Background and Objective:
The INMA project (Childhood and Environment) studies the possible effects of environmental contaminants on infant growth and development. Exposure to lead (Pb) during the prenatal period has been associated with adverse effects on fetal development. This study aims to investigate exposure to Pb in 524 children born in Zumarraga hospital (INMA-Gipuzkoa cohort), which serves 25 municipalities in Gipuzkoa (Basque country, Spain).
During 2003–2007, Pb and PM10 levels in the air were measured in urban centres with metallurgical activity and in one municipality without such activity. Cord blood Pb was analysed in 524 children, as an indicator of exposure. The level of Pb in drinking water was analyzed throughout all 25 municipalities. Pb, PM2.5 and PM10 levels were determined using gravimetric analysis and inductively coupled plasma atomic emission spectroscopy. Cord blood Pb was determined using electrothermal atomic absorption. Pb in drinking water was analysed quarterly using graphite furnace atomic absorption spectrophotometry.
Only in Zumarraga were atmospheric Pb levels detected that were higher than the limit established by law (0.5 μg/m3) (Mean: 0.5 μg/m3), exceeding the limit on 23.9% of days. Eighty-six percent of drinking water samples presented levels lower than the detection threshold (1 μg/l), with the mean level for all samples at 4.5 μg/l. Ninety-two percent of cord blood samples displayed values lower than the detection threshold (1 μg/l), with a mean level for all samples of 2.6 μg/l.
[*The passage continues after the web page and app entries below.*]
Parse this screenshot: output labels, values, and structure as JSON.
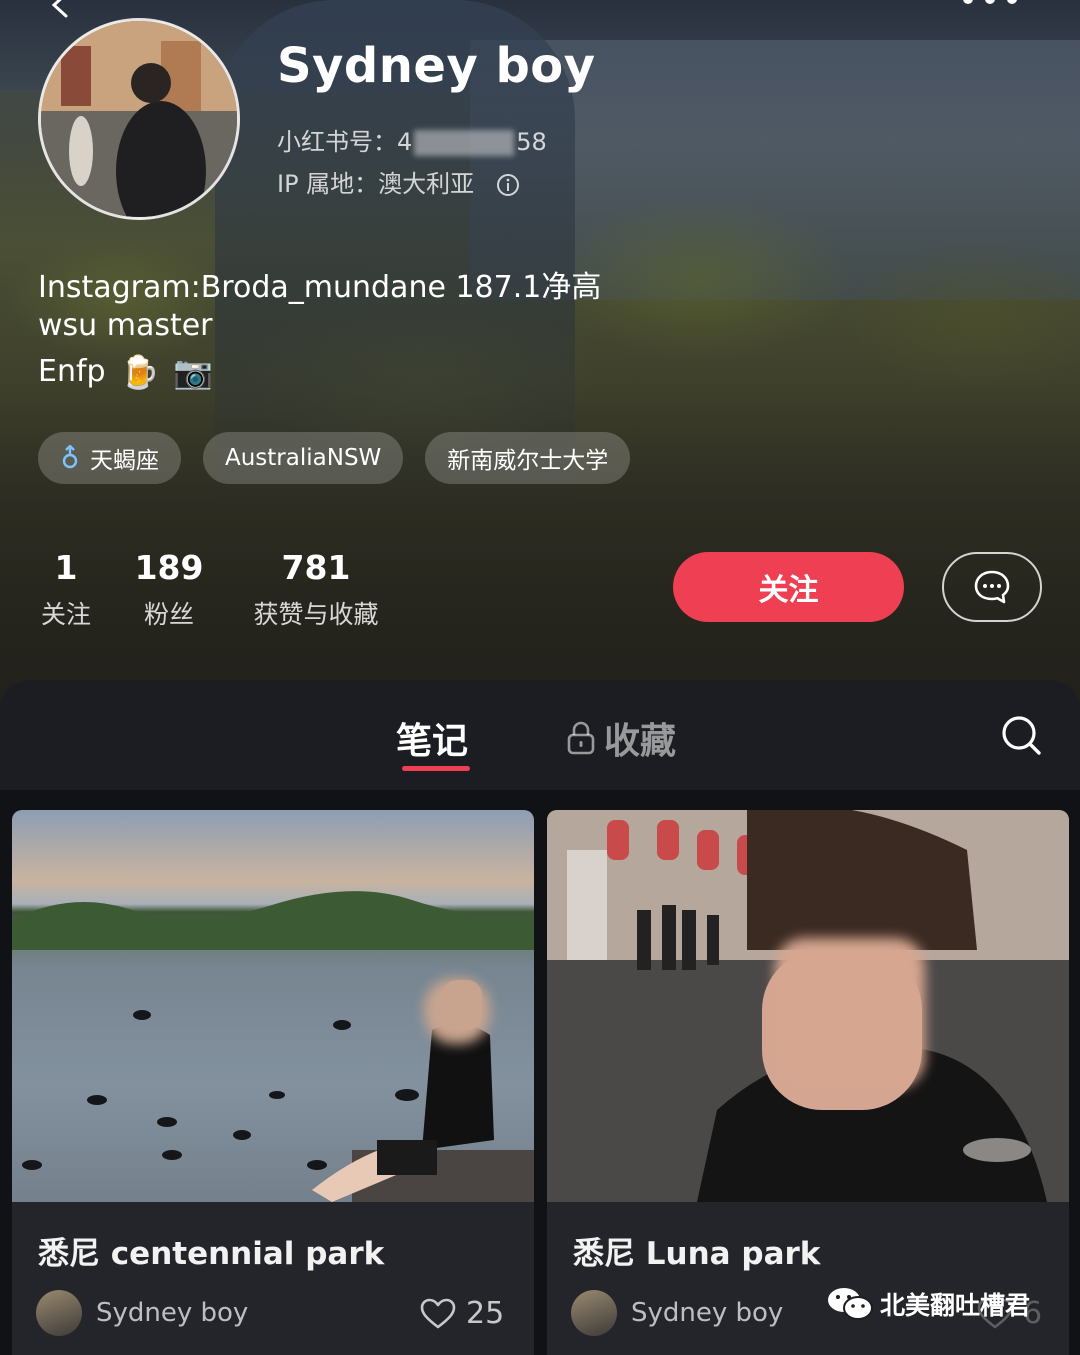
{
  "profile": {
    "name": "Sydney boy",
    "id_prefix": "小红书号：4",
    "id_suffix": "58",
    "ip_location": "IP 属地：澳大利亚",
    "bio_lines": [
      "Instagram:Broda_mundane   187.1净高",
      "wsu master",
      "Enfp"
    ],
    "bio_emojis": [
      "🍺",
      "📷"
    ],
    "tags": [
      "天蝎座",
      "AustraliaNSW",
      "新南威尔士大学"
    ]
  },
  "stats": [
    {
      "value": "1",
      "label": "关注"
    },
    {
      "value": "189",
      "label": "粉丝"
    },
    {
      "value": "781",
      "label": "获赞与收藏"
    }
  ],
  "actions": {
    "follow_label": "关注"
  },
  "tabs": {
    "notes": "笔记",
    "favorites": "收藏"
  },
  "notes": [
    {
      "title": "悉尼 centennial park",
      "author": "Sydney boy",
      "likes": "25"
    },
    {
      "title": "悉尼 Luna park",
      "author": "Sydney boy",
      "likes": "6"
    }
  ],
  "watermark": "北美翻吐槽君",
  "colors": {
    "accent": "#ef3f52",
    "panel": "#1c1d22"
  },
  "icons": [
    "back-icon",
    "more-icon",
    "info-icon",
    "zodiac-icon",
    "message-icon",
    "lock-icon",
    "search-icon",
    "heart-icon",
    "wechat-icon"
  ]
}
Exposure to lead via air and water, at levels that are below the values required by law, is reflected in low cord blood lead levels in the study area.